The Mid-December 2018 Nor'easter was a fast moving nor'easter that struck the Eastern Seaboard between December 20-22. Forming as an Alberta clipper over Southwestern Canada, it initially produced light snowfall in Central United States as it tracked southeastwards. It eventually reached the Eastern Seaboard and began to grow rapidly into a nor'easter. Up to 15 inches of snow fell in the hardest hit areas before the system moved away from the coastline on the afternoon of December 22. It continued to produce lighter snowfall as it moved to the north of the British Isles on December 23. The Weather Channel dubbed the storm as Winter Storm Euclid becoming just Storm Euclid as dubbed by the Daily Mail.
Meteorological History Edit

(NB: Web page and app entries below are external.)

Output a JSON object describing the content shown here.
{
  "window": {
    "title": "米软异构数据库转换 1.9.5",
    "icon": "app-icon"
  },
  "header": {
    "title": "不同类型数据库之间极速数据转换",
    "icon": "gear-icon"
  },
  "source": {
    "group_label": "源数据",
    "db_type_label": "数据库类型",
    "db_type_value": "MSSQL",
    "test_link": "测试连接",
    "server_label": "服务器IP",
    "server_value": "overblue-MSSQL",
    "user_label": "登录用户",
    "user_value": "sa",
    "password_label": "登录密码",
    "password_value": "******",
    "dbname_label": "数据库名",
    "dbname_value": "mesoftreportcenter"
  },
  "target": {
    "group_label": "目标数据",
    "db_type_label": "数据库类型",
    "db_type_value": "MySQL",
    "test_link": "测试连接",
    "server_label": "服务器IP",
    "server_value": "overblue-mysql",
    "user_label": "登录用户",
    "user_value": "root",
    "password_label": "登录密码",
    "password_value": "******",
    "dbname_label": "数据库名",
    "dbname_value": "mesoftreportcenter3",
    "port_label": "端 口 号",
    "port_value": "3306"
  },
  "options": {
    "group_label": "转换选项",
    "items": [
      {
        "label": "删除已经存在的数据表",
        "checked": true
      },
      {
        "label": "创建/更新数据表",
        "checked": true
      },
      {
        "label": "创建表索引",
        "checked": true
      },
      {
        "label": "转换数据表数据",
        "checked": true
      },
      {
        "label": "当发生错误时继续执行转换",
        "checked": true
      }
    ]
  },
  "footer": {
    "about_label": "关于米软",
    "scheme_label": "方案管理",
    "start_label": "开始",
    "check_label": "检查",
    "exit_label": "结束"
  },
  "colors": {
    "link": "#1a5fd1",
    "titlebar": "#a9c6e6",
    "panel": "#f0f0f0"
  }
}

On December 18, an Alberta clipper developed over Southern Alberta and dove southeastwards. With little moisture to supply it, it initialed snowfall totals in Central United States to be be between 1-4 inches. On December 20 at 0:00 UTC, the system spawned a surface low in the Gulf of Mexico. This low would become the dominant low of the system as it continued toward the Eastern Seaboard. The clipper system moved ashore of Florida on December 20 at 13:00 UTC, producing flurries in the Central and Northern parts of the state, turning to snow in Georgia. After moving offshore of Florida on December 20 at 15:00 UTC, the system began to rapidly intensify into a nor'easter achieving bombogenesis after receiving extra moisture from the Gulf Stream current. At the time the system's central pressure was measured at 994 millibars. This became 974 millibars at 15:00 UTC on December 21 while the system was located offshore of Delaware. Heavy snow subsided in the Northeast from December 21-22. On December 22, at 19:00 UTC, the bomb cyclone, nor'easter left the North American coast behind as it continued northeastward across the North Atlantic Ocean, accompanied by the polar jet stream. The storm reached it peak intensity of 943 millibars while located off the coast of Ireland at 22:00 UTC on December 23. This caused light snow to fall across the British Isles between December 23-24. On December 24 at 11:00 UTC, the storm system was absorbed by a windstorm forming over Northern Finland.